First Interstate Bank Employees show off their work for the sixth annual volunteer day in Casper. (First Interstate Bank Photo)

CASPER, Wyo. — In a display of community commitment, First Interstate Bank in Casper sent 66 of its employees to 11 different organizations across the city on Sept. 13 for its sixth annual Volunteer Day, according to a press release by the bank.

This bank-led initiative saw thousands of its employees across a 14-state area close up shop at noon to help local nonprofit organizations.

From teaching the elderly about scams at retirement communities like Garden Square and Primrose to stocking shelves at the Wyoming Food Bank, Meals on Wheels and Joshua’s Storehouse, volunteers took on a myriad of tasks throughout Casper. Their day of service also extended to building beds with Sleep in Heavenly Peace, aiding the Rescue Mission and even tidying gardens.

Kevin Riley, president and CEO of First Interstate BancSystem Inc., spoke about the bank’s community-focused ethos, emphasizing how the volunteer day “concentrates and magnifies the efforts of our wonderful employees, who give generously to the places where they live and work.”

While the bank’s philanthropic theme for this year highlighted poverty, hunger and homelessness, employees were free to choose projects tailored to the unique needs of their local communities.

This commitment isn’t just limited to one day. As part of its philanthropic philosophy, First Interstate contributes in a multitude of ways year-round. Its programs include “Teach Children to Save” to “Neighbors Feeding Neighbors”.

Through a volunteer match program, the bank pays nonprofits $10/hour for employee volunteer time and even matches employee donations. In the past year, nearly 19,000 hours of volunteer work were logged, resulting in close to $176,000 in employee gift match dollars.

Though branches were closed for this special initiative, clients had access to banking services like ATMs, online banking and the mobile app. Regular services resumed on Sept. 14.
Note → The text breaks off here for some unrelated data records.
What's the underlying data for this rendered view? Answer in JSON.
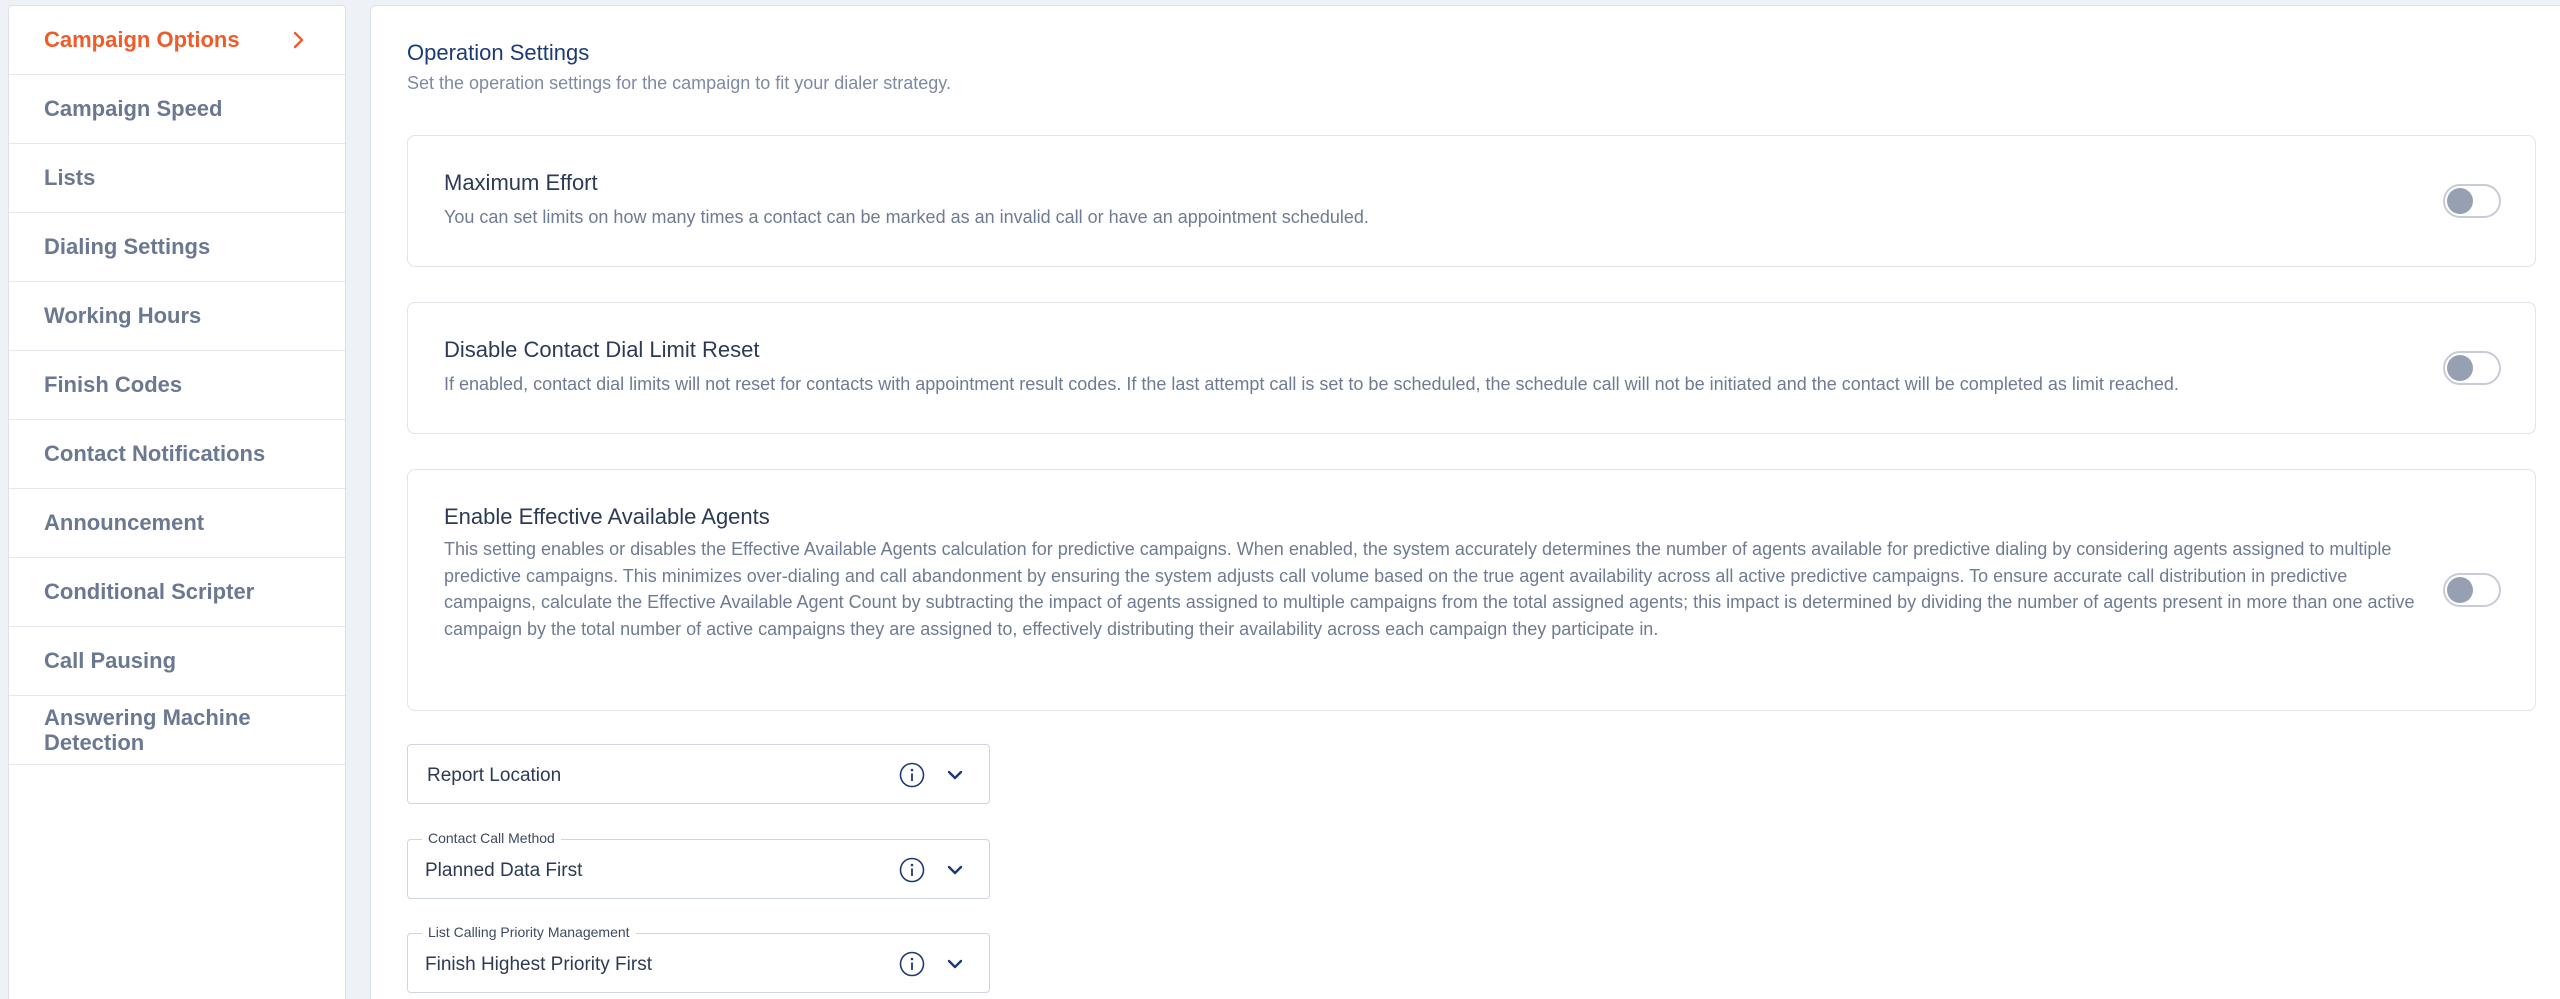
{
  "sidebar": {
    "items": [
      {
        "label": "Campaign Options",
        "active": true
      },
      {
        "label": "Campaign Speed"
      },
      {
        "label": "Lists"
      },
      {
        "label": "Dialing Settings"
      },
      {
        "label": "Working Hours"
      },
      {
        "label": "Finish Codes"
      },
      {
        "label": "Contact Notifications"
      },
      {
        "label": "Announcement"
      },
      {
        "label": "Conditional Scripter"
      },
      {
        "label": "Call Pausing"
      },
      {
        "label": "Answering Machine Detection"
      }
    ],
    "active_icon": "chevron-right-icon"
  },
  "main": {
    "title": "Operation Settings",
    "subtitle": "Set the operation settings for the campaign to fit your dialer strategy.",
    "cards": [
      {
        "title": "Maximum Effort",
        "description": "You can set limits on how many times a contact can be marked as an invalid call or have an appointment scheduled.",
        "toggle_on": false
      },
      {
        "title": "Disable Contact Dial Limit Reset",
        "description": "If enabled, contact dial limits will not reset for contacts with appointment result codes. If the last attempt call is set to be scheduled, the schedule call will not be initiated and the contact will be completed as limit reached.",
        "toggle_on": false
      },
      {
        "title": "Enable Effective Available Agents",
        "description": "This setting enables or disables the Effective Available Agents calculation for predictive campaigns. When enabled, the system accurately determines the number of agents available for predictive dialing by considering agents assigned to multiple predictive campaigns. This minimizes over-dialing and call abandonment by ensuring the system adjusts call volume based on the true agent availability across all active predictive campaigns. To ensure accurate call distribution in predictive campaigns, calculate the Effective Available Agent Count by subtracting the impact of agents assigned to multiple campaigns from the total assigned agents; this impact is determined by dividing the number of agents present in more than one active campaign by the total number of active campaigns they are assigned to, effectively distributing their availability across each campaign they participate in.",
        "toggle_on": false
      }
    ],
    "selects": [
      {
        "label": "",
        "value": "Report Location",
        "placeholder": true
      },
      {
        "label": "Contact Call Method",
        "value": "Planned Data First"
      },
      {
        "label": "List Calling Priority Management",
        "value": "Finish Highest Priority First"
      }
    ]
  },
  "colors": {
    "accent": "#ef5b2a",
    "title": "#1d3a78",
    "text": "#6b7891",
    "toggle_knob": "#97a0b3"
  }
}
First Interstate Bank’s roots trace back to Billings, Montana, but its footprint spans 14 states.